List every line below containing "Policy".

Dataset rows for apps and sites
-------

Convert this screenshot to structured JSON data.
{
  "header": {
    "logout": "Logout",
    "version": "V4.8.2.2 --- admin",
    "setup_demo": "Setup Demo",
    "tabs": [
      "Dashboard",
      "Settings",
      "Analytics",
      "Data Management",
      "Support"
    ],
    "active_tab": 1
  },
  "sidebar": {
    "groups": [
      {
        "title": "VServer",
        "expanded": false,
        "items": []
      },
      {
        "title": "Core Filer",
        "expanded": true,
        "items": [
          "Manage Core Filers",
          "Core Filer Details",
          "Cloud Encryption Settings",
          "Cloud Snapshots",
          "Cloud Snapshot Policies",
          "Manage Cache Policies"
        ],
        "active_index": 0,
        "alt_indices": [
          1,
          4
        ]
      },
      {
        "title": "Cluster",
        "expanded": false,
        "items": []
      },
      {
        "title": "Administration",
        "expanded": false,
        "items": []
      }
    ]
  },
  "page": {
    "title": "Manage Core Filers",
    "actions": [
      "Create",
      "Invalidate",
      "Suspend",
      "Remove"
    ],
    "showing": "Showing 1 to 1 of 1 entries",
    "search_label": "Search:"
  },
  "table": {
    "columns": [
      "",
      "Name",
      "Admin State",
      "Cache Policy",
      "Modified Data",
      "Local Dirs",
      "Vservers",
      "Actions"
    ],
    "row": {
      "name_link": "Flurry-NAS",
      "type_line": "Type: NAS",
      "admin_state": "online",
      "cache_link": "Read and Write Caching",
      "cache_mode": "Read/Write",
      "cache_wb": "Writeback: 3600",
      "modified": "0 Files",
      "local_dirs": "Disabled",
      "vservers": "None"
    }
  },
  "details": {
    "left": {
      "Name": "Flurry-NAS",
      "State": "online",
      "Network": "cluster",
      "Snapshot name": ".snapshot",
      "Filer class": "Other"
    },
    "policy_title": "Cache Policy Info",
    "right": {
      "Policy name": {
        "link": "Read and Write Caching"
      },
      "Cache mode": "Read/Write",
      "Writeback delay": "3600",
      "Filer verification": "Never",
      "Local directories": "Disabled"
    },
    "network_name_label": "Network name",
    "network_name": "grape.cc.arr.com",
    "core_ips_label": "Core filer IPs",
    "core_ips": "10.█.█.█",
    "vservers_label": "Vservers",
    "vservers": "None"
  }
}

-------

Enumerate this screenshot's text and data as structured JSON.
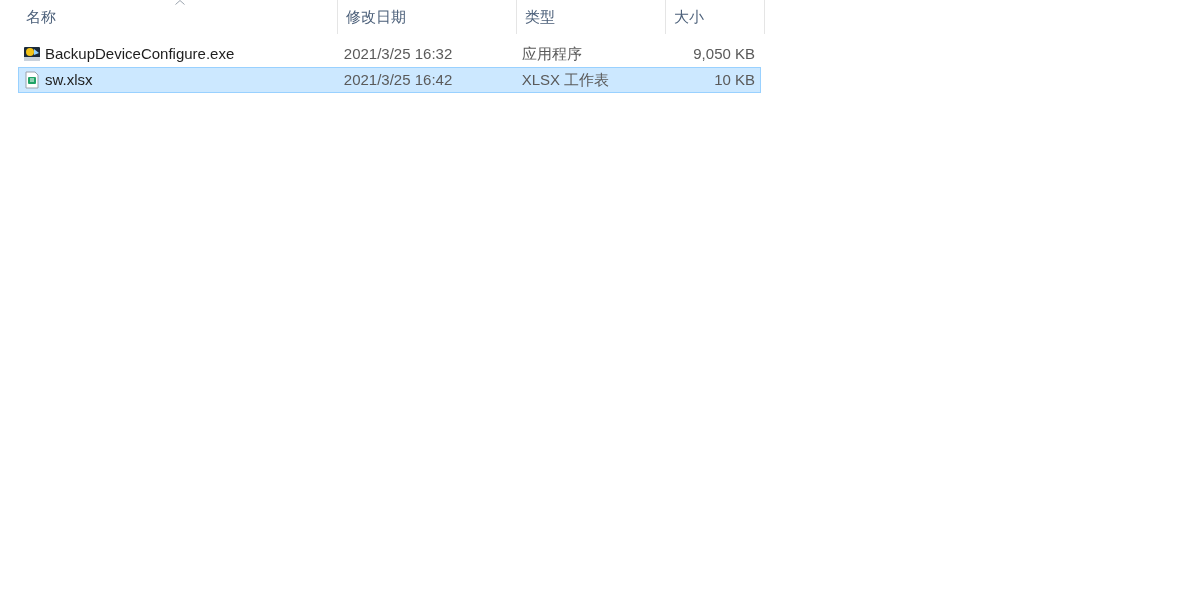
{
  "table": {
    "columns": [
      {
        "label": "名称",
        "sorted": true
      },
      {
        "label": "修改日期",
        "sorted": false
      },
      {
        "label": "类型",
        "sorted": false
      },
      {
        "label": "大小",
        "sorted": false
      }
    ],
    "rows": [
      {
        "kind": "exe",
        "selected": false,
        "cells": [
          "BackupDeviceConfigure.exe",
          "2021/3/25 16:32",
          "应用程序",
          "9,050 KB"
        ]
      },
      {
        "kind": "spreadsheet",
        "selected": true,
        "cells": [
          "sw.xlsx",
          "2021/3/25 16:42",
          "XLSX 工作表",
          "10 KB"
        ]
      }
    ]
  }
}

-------

#### [The completed task]
      "Cache Policy",
    "policy_title": "Cache Policy Info",
      "Policy name": {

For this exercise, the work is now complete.